**RECORD EXCERPTS**.
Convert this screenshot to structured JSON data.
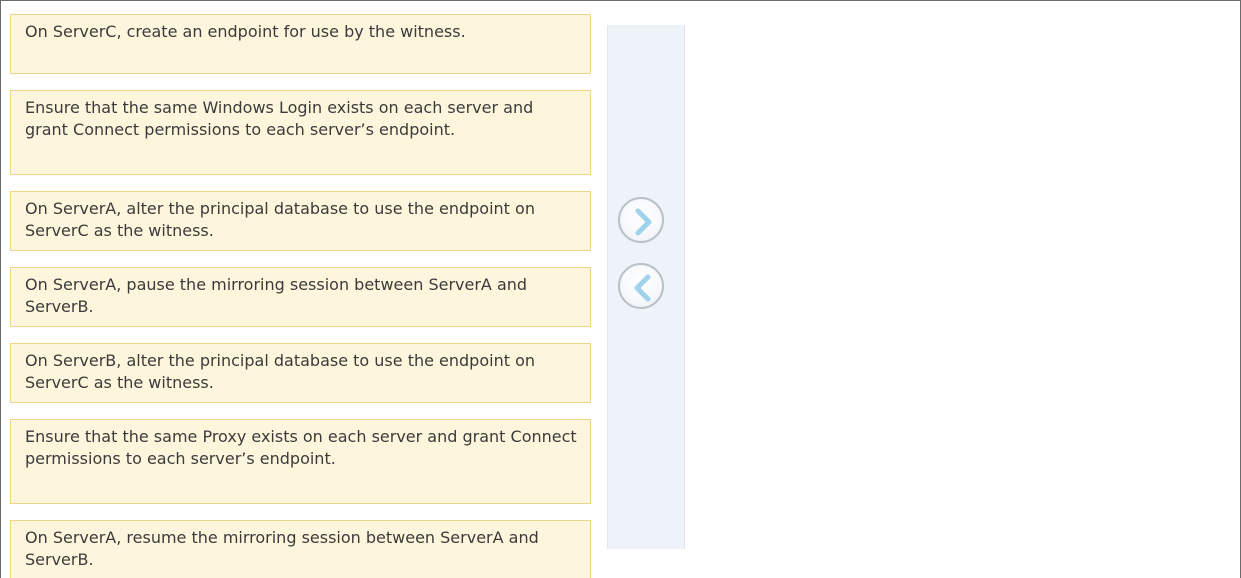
{
  "actions": [
    {
      "text": "On ServerC, create an endpoint for use by the witness."
    },
    {
      "text": "Ensure that the same Windows Login exists on each server and grant Connect permissions to each server’s endpoint."
    },
    {
      "text": "On ServerA, alter the principal database to use the endpoint on ServerC as the witness."
    },
    {
      "text": "On ServerA, pause the mirroring session between ServerA and ServerB."
    },
    {
      "text": "On ServerB, alter the principal database to use the endpoint on ServerC as the witness."
    },
    {
      "text": "Ensure that the same Proxy exists on each server and grant Connect permissions to each server’s endpoint."
    },
    {
      "text": "On ServerA, resume the mirroring session between ServerA and ServerB."
    }
  ],
  "controls": {
    "move_right_icon": "chevron-right-icon",
    "move_left_icon": "chevron-left-icon",
    "arrow_color": "#9fd2ec",
    "arrow_border_color": "#b9c0c8"
  },
  "answer_area": {
    "items": []
  }
}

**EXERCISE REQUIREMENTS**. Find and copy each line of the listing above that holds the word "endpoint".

**OUTPUT**.
      "text": "On ServerC, create an endpoint for use by the witness."
      "text": "Ensure that the same Windows Login exists on each server and grant Connect permissions to each server’s endpoint."
      "text": "On ServerA, alter the principal database to use the endpoint on ServerC as the witness."
      "text": "On ServerB, alter the principal database to use the endpoint on ServerC as the witness."
      "text": "Ensure that the same Proxy exists on each server and grant Connect permissions to each server’s endpoint."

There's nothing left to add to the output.